And so on and so forth. That’s not a prayer, that’s a summary of the talk you just gave. Because you wouldn’t talk like that in a ‘real’ conversation, would you? God was present during your talk; there’s no need for a recap. Praying like this completely counters our teachings to teens that prayer is a conversation, that it’s relational.
Here’s another example of a supposed prayer that’s really something else:
“I want you all to close your eyes. Let’s pray. God, thank you for bringing us here today. We want to respond to your call to bring our burdens to the cross. If there’s anyone here right now who wants to lay his or her burdens at the cross, come forward now. There are volunteers here who are happy to pray with you.”
Again, that’s not a prayer, that’s an altar call. Don’t get me wrong: there’s nothing wrong with doing an altar call, on the contrary, and I get that you want to start an altar call with prayer. I also understand that it can be best if everyone closes their eyes, but…we need to be careful in what we ‘label’ or announce as prayer.
If we teach that prayer is talking to God, then that’s what we need to model. We need to show that relational conversation and not a summary, or a call to action to our listeners. Both have their place and function, but don’t present them as prayer.
Maybe you’re wondering if this isn’t a bit strict and why it matters so much. Sure, in the bigger scheme of things this is not a big deal. It’s not like it’s an actual sin 🙂 It matters because many students struggle with incorporating prayer into their daily lives. Modeling showy, formal, and awkward prayers set a bad example to them of what prayer could look like.

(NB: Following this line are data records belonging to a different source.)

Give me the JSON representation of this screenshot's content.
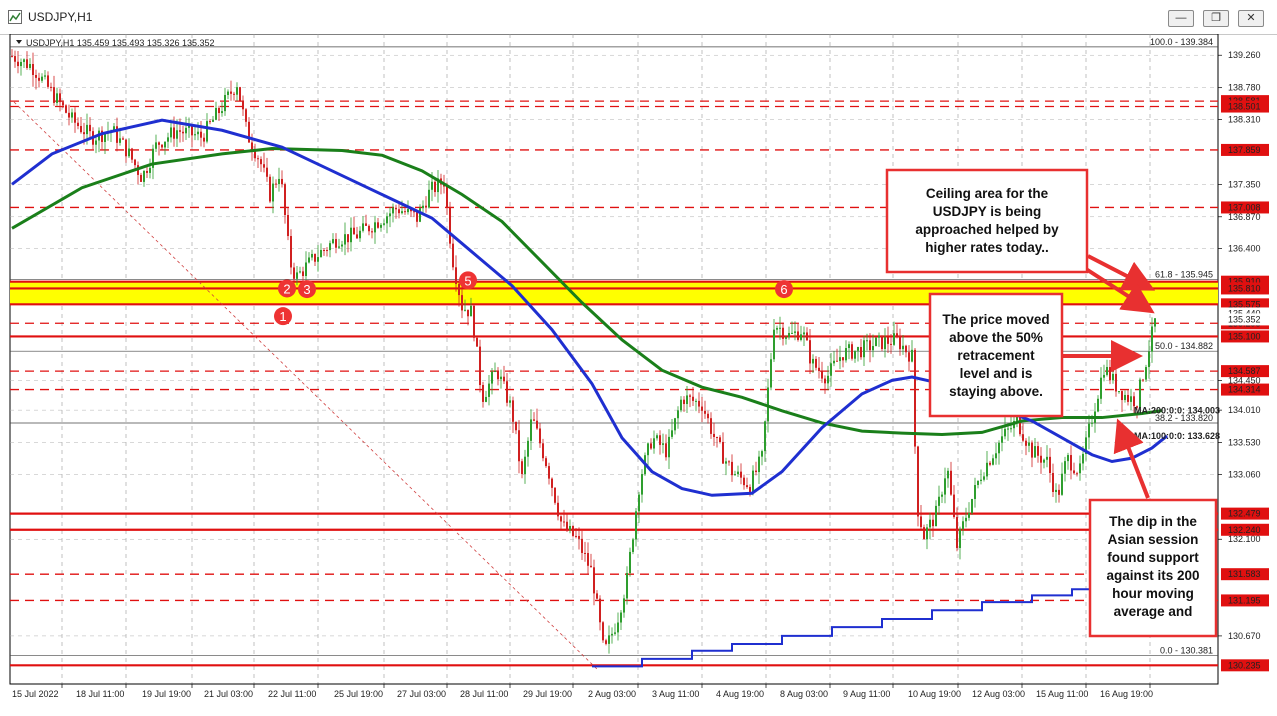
{
  "window": {
    "title": "USDJPY,H1",
    "buttons": [
      "minimize",
      "maximize",
      "close"
    ]
  },
  "chart_data": {
    "type": "candlestick",
    "symbol_label": "USDJPY,H1",
    "ohlc_header": "USDJPY,H1  135.459 135.493 135.326 135.352",
    "y_range": [
      129.9,
      139.55
    ],
    "x_labels": [
      "15 Jul 2022",
      "18 Jul 11:00",
      "19 Jul 19:00",
      "21 Jul 03:00",
      "22 Jul 11:00",
      "25 Jul 19:00",
      "27 Jul 03:00",
      "28 Jul 11:00",
      "29 Jul 19:00",
      "2 Aug 03:00",
      "3 Aug 11:00",
      "4 Aug 19:00",
      "8 Aug 03:00",
      "9 Aug 11:00",
      "10 Aug 19:00",
      "12 Aug 03:00",
      "15 Aug 11:00",
      "16 Aug 19:00"
    ],
    "y_ticks": [
      139.26,
      138.78,
      138.31,
      137.35,
      136.87,
      136.4,
      134.45,
      134.01,
      133.53,
      133.06,
      132.1,
      130.67
    ],
    "highlighted_levels": [
      {
        "value": 138.581,
        "label": "138.581",
        "style": "dashed"
      },
      {
        "value": 138.501,
        "label": "138.501",
        "style": "dashed"
      },
      {
        "value": 137.859,
        "label": "137.859",
        "style": "dashed"
      },
      {
        "value": 137.008,
        "label": "137.008",
        "style": "dashed"
      },
      {
        "value": 135.91,
        "label": "135.910",
        "style": "solid"
      },
      {
        "value": 135.81,
        "label": "135.810",
        "style": "solid"
      },
      {
        "value": 135.575,
        "label": "135.575",
        "style": "solid"
      },
      {
        "value": 135.44,
        "label": "135.440",
        "style": "none"
      },
      {
        "value": 135.295,
        "label": "135.295",
        "style": "dashed"
      },
      {
        "value": 135.1,
        "label": "135.100",
        "style": "solid"
      },
      {
        "value": 134.587,
        "label": "134.587",
        "style": "dashed"
      },
      {
        "value": 134.314,
        "label": "134.314",
        "style": "dashed"
      },
      {
        "value": 132.479,
        "label": "132.479",
        "style": "solid"
      },
      {
        "value": 132.24,
        "label": "132.240",
        "style": "solid"
      },
      {
        "value": 131.583,
        "label": "131.583",
        "style": "dashed"
      },
      {
        "value": 131.195,
        "label": "131.195",
        "style": "dashed"
      },
      {
        "value": 130.235,
        "label": "130.235",
        "style": "solid"
      }
    ],
    "current_price": {
      "value": 135.352,
      "label": "135.352"
    },
    "yellow_zone": [
      135.575,
      135.91
    ],
    "fibonacci": [
      {
        "value": 139.384,
        "label": "100.0 - 139.384"
      },
      {
        "value": 135.945,
        "label": "61.8 - 135.945"
      },
      {
        "value": 134.882,
        "label": "50.0 - 134.882"
      },
      {
        "value": 133.82,
        "label": "38.2 - 133.820"
      },
      {
        "value": 130.381,
        "label": "0.0 - 130.381"
      }
    ],
    "moving_averages": [
      {
        "name": "MA:200:0:0",
        "label": "MA:200:0:0: 134.003",
        "value": 134.003,
        "color": "#1a7f1a",
        "points": [
          [
            0,
            136.7
          ],
          [
            70,
            137.3
          ],
          [
            140,
            137.65
          ],
          [
            210,
            137.8
          ],
          [
            260,
            137.88
          ],
          [
            330,
            137.85
          ],
          [
            370,
            137.78
          ],
          [
            410,
            137.55
          ],
          [
            450,
            137.2
          ],
          [
            490,
            136.8
          ],
          [
            530,
            136.2
          ],
          [
            570,
            135.6
          ],
          [
            610,
            135.05
          ],
          [
            650,
            134.6
          ],
          [
            690,
            134.35
          ],
          [
            730,
            134.2
          ],
          [
            770,
            134.0
          ],
          [
            810,
            133.82
          ],
          [
            850,
            133.7
          ],
          [
            890,
            133.67
          ],
          [
            930,
            133.65
          ],
          [
            970,
            133.68
          ],
          [
            1010,
            133.85
          ],
          [
            1050,
            133.9
          ],
          [
            1090,
            133.9
          ],
          [
            1130,
            133.96
          ],
          [
            1150,
            134.003
          ]
        ]
      },
      {
        "name": "MA:100:0:0",
        "label": "MA:100:0:0: 133.628",
        "value": 133.628,
        "color": "#1f2fd0",
        "points": [
          [
            0,
            137.35
          ],
          [
            40,
            137.8
          ],
          [
            90,
            138.1
          ],
          [
            150,
            138.3
          ],
          [
            210,
            138.15
          ],
          [
            270,
            137.9
          ],
          [
            320,
            137.55
          ],
          [
            370,
            137.2
          ],
          [
            420,
            136.85
          ],
          [
            460,
            136.35
          ],
          [
            500,
            135.85
          ],
          [
            540,
            135.2
          ],
          [
            580,
            134.4
          ],
          [
            610,
            133.6
          ],
          [
            640,
            133.1
          ],
          [
            670,
            132.85
          ],
          [
            700,
            132.75
          ],
          [
            740,
            132.78
          ],
          [
            770,
            133.1
          ],
          [
            810,
            133.75
          ],
          [
            850,
            134.25
          ],
          [
            880,
            134.45
          ],
          [
            900,
            134.5
          ],
          [
            930,
            134.4
          ],
          [
            960,
            134.25
          ],
          [
            990,
            134.02
          ],
          [
            1020,
            133.85
          ],
          [
            1050,
            133.6
          ],
          [
            1080,
            133.35
          ],
          [
            1100,
            133.25
          ],
          [
            1120,
            133.3
          ],
          [
            1140,
            133.45
          ],
          [
            1155,
            133.628
          ]
        ]
      },
      {
        "name": "MA:200-daily",
        "label": "",
        "value": 131.583,
        "color": "#1f2fd0",
        "points": [
          [
            580,
            130.22
          ],
          [
            630,
            130.22
          ],
          [
            630,
            130.33
          ],
          [
            680,
            130.33
          ],
          [
            680,
            130.45
          ],
          [
            720,
            130.45
          ],
          [
            720,
            130.55
          ],
          [
            770,
            130.55
          ],
          [
            770,
            130.67
          ],
          [
            820,
            130.67
          ],
          [
            820,
            130.8
          ],
          [
            870,
            130.8
          ],
          [
            870,
            130.92
          ],
          [
            920,
            130.92
          ],
          [
            920,
            131.05
          ],
          [
            970,
            131.05
          ],
          [
            970,
            131.17
          ],
          [
            1020,
            131.17
          ],
          [
            1020,
            131.27
          ],
          [
            1060,
            131.27
          ],
          [
            1060,
            131.36
          ],
          [
            1090,
            131.36
          ],
          [
            1090,
            131.44
          ],
          [
            1120,
            131.44
          ],
          [
            1120,
            131.5
          ],
          [
            1150,
            131.5
          ]
        ]
      }
    ],
    "price_path": [
      [
        0,
        139.25
      ],
      [
        20,
        139.1
      ],
      [
        40,
        138.7
      ],
      [
        60,
        138.3
      ],
      [
        80,
        138.05
      ],
      [
        100,
        138.15
      ],
      [
        115,
        137.85
      ],
      [
        130,
        137.45
      ],
      [
        145,
        137.95
      ],
      [
        165,
        138.15
      ],
      [
        190,
        138.05
      ],
      [
        210,
        138.5
      ],
      [
        225,
        138.85
      ],
      [
        235,
        138.1
      ],
      [
        248,
        137.7
      ],
      [
        258,
        137.2
      ],
      [
        268,
        137.55
      ],
      [
        278,
        136.2
      ],
      [
        284,
        135.97
      ],
      [
        292,
        136.1
      ],
      [
        305,
        136.3
      ],
      [
        325,
        136.55
      ],
      [
        345,
        136.6
      ],
      [
        365,
        136.8
      ],
      [
        385,
        137.0
      ],
      [
        405,
        136.85
      ],
      [
        418,
        137.25
      ],
      [
        432,
        137.4
      ],
      [
        440,
        136.3
      ],
      [
        450,
        135.55
      ],
      [
        460,
        135.45
      ],
      [
        470,
        134.2
      ],
      [
        485,
        134.6
      ],
      [
        500,
        134.0
      ],
      [
        510,
        133.0
      ],
      [
        520,
        133.9
      ],
      [
        535,
        133.2
      ],
      [
        550,
        132.3
      ],
      [
        565,
        132.1
      ],
      [
        580,
        131.6
      ],
      [
        592,
        130.4
      ],
      [
        605,
        130.9
      ],
      [
        615,
        131.5
      ],
      [
        628,
        133.0
      ],
      [
        640,
        133.6
      ],
      [
        655,
        133.4
      ],
      [
        670,
        134.2
      ],
      [
        690,
        134.1
      ],
      [
        705,
        133.5
      ],
      [
        720,
        133.1
      ],
      [
        738,
        132.9
      ],
      [
        750,
        133.3
      ],
      [
        762,
        135.3
      ],
      [
        778,
        135.1
      ],
      [
        790,
        135.2
      ],
      [
        800,
        134.7
      ],
      [
        815,
        134.5
      ],
      [
        830,
        134.85
      ],
      [
        848,
        134.9
      ],
      [
        865,
        135.0
      ],
      [
        885,
        135.05
      ],
      [
        900,
        134.8
      ],
      [
        905,
        132.6
      ],
      [
        912,
        132.15
      ],
      [
        925,
        132.5
      ],
      [
        935,
        133.2
      ],
      [
        945,
        132.0
      ],
      [
        955,
        132.5
      ],
      [
        970,
        133.1
      ],
      [
        990,
        133.6
      ],
      [
        1005,
        133.85
      ],
      [
        1020,
        133.4
      ],
      [
        1035,
        133.25
      ],
      [
        1045,
        132.7
      ],
      [
        1055,
        133.3
      ],
      [
        1068,
        133.1
      ],
      [
        1080,
        133.9
      ],
      [
        1092,
        134.65
      ],
      [
        1105,
        134.35
      ],
      [
        1115,
        134.2
      ],
      [
        1125,
        134.15
      ],
      [
        1135,
        134.8
      ],
      [
        1145,
        135.45
      ]
    ],
    "markers": [
      {
        "label": "1",
        "x": 283,
        "value": 135.4
      },
      {
        "label": "2",
        "x": 287,
        "value": 135.81
      },
      {
        "label": "3",
        "x": 307,
        "value": 135.8
      },
      {
        "label": "5",
        "x": 468,
        "value": 135.93
      },
      {
        "label": "6",
        "x": 784,
        "value": 135.8
      }
    ],
    "annotations": [
      {
        "id": "ceiling",
        "lines": [
          "Ceiling area for the",
          "USDJPY is being",
          "approached helped by",
          "higher rates today.."
        ]
      },
      {
        "id": "fifty",
        "lines": [
          "The price moved",
          "above the 50%",
          "retracement",
          "level and is",
          "staying above."
        ]
      },
      {
        "id": "dip",
        "lines": [
          "The dip in the",
          "Asian session",
          "found support",
          "against its 200",
          "hour moving",
          "average and"
        ]
      }
    ]
  }
}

Can you think of any other examples of ‘false’ prayer? Or do you not see a problem with this at all?